### The task
Gather the lines below that include the string "icon", copying each in full.

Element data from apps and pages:
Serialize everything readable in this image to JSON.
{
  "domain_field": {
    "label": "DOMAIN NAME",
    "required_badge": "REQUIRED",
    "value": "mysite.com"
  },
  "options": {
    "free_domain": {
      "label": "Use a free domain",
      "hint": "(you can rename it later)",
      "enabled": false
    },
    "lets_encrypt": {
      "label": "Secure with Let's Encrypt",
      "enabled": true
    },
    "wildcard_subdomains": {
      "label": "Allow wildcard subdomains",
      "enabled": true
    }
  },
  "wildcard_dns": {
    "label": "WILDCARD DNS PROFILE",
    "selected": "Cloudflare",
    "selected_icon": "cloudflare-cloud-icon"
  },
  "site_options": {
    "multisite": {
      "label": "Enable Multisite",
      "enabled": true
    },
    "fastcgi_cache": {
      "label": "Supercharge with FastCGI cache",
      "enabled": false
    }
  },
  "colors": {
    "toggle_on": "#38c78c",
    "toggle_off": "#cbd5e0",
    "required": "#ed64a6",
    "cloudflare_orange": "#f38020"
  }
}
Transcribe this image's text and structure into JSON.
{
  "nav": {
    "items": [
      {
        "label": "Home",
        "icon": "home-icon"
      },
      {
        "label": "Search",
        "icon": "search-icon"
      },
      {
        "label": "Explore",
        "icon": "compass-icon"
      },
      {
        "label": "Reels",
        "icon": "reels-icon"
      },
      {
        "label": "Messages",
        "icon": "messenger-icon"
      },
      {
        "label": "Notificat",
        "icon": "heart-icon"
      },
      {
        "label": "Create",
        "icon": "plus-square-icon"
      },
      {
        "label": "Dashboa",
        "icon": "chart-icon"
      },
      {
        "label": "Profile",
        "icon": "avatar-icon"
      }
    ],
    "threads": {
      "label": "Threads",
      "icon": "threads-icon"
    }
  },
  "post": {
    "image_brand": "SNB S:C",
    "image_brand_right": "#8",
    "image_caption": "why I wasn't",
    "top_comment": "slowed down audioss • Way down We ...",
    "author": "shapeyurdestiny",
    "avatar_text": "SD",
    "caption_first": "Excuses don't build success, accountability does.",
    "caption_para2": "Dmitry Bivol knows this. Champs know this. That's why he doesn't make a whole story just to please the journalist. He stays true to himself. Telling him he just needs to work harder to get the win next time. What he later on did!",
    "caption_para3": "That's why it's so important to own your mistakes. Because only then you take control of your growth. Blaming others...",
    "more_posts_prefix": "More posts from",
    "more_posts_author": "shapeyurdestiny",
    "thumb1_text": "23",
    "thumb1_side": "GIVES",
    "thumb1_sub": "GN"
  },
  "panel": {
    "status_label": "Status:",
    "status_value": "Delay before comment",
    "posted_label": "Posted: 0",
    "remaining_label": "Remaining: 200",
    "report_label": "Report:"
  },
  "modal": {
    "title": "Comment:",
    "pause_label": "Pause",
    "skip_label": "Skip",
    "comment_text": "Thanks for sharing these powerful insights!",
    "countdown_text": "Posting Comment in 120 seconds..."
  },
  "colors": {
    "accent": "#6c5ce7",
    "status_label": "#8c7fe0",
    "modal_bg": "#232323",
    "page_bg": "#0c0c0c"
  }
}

### Answer for this exercise
    "selected_icon": "cloudflare-cloud-icon"
        "icon": "home-icon"
        "icon": "search-icon"
        "icon": "compass-icon"
        "icon": "reels-icon"
        "icon": "messenger-icon"
        "icon": "heart-icon"
        "icon": "plus-square-icon"
        "icon": "chart-icon"
        "icon": "avatar-icon"
      "icon": "threads-icon"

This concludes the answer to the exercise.